Exercise brief → Return every line of the data below that includes the string "Hard".

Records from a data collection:
= Beginning of Section =

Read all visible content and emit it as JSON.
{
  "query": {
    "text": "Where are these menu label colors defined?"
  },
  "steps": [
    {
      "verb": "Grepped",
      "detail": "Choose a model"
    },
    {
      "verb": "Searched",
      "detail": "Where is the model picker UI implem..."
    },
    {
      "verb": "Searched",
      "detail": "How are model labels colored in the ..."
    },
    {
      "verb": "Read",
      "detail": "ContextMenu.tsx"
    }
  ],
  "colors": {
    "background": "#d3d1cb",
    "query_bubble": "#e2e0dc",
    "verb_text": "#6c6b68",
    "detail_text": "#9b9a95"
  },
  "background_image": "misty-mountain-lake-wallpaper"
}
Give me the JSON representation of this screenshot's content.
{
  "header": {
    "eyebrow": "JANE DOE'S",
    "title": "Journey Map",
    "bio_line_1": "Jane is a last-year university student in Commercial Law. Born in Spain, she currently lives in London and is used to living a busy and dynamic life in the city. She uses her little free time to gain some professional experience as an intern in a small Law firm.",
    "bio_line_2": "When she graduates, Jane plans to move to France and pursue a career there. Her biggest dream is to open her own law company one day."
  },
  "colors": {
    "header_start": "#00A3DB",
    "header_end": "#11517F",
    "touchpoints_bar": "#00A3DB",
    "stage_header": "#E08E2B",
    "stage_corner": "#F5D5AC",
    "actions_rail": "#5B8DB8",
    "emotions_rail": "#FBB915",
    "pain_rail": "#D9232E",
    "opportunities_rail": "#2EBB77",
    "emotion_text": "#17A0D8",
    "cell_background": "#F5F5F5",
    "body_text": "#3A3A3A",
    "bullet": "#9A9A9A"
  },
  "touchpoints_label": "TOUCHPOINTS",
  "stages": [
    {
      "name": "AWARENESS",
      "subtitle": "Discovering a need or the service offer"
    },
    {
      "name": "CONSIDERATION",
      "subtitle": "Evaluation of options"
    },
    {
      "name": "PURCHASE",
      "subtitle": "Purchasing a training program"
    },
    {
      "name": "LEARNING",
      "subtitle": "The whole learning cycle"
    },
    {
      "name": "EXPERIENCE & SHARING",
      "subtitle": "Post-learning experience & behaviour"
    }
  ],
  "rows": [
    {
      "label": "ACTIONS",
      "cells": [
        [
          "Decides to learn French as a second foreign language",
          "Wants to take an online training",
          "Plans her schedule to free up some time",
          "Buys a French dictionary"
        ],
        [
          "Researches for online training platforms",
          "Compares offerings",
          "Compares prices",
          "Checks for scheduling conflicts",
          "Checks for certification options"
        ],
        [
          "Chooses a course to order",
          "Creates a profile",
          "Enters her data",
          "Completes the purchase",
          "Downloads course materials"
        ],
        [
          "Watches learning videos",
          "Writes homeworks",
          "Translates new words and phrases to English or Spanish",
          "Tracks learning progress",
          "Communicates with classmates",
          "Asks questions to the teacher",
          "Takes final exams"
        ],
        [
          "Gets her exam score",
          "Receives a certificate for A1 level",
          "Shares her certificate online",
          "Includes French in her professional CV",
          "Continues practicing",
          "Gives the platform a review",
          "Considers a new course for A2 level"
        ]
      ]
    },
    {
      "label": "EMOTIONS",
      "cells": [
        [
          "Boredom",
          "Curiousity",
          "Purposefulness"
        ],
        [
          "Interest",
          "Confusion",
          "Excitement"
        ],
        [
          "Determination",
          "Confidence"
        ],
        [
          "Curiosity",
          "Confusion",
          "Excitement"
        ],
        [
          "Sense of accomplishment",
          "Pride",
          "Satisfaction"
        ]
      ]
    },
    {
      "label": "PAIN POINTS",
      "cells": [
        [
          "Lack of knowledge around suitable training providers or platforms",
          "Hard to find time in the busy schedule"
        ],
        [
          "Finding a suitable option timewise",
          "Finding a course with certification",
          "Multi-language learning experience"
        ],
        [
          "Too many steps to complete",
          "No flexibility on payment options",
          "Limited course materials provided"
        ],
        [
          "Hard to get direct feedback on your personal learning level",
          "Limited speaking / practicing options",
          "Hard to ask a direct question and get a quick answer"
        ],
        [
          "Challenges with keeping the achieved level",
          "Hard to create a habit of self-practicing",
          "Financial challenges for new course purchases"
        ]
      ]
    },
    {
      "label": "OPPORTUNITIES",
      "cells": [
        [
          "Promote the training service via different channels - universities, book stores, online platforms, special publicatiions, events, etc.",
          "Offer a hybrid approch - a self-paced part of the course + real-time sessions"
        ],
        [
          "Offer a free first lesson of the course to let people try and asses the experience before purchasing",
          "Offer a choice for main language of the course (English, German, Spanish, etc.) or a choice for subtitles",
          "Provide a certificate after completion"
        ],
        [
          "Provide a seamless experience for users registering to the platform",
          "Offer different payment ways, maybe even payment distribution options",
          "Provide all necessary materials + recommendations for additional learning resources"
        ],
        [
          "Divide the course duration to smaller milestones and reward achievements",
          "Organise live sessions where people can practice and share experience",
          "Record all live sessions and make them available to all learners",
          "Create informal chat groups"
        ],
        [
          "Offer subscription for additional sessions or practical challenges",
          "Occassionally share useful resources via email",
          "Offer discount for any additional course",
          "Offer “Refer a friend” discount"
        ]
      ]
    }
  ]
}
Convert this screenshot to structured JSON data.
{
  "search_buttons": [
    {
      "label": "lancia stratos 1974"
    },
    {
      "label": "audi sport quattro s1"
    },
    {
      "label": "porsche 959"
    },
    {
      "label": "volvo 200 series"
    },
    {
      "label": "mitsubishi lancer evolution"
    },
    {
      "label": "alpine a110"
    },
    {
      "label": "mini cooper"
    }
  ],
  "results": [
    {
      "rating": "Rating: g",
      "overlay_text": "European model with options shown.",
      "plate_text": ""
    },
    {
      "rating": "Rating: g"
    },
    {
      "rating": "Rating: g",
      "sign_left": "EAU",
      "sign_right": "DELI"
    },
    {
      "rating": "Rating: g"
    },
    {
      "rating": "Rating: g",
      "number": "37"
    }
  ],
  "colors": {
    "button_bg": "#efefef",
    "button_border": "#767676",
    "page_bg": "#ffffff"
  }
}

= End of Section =

Completed task →
          "Hard to find time in the busy schedule"
          "Hard to get direct feedback on your personal learning level",
          "Hard to ask a direct question and get a quick answer"
          "Hard to create a habit of self-practicing",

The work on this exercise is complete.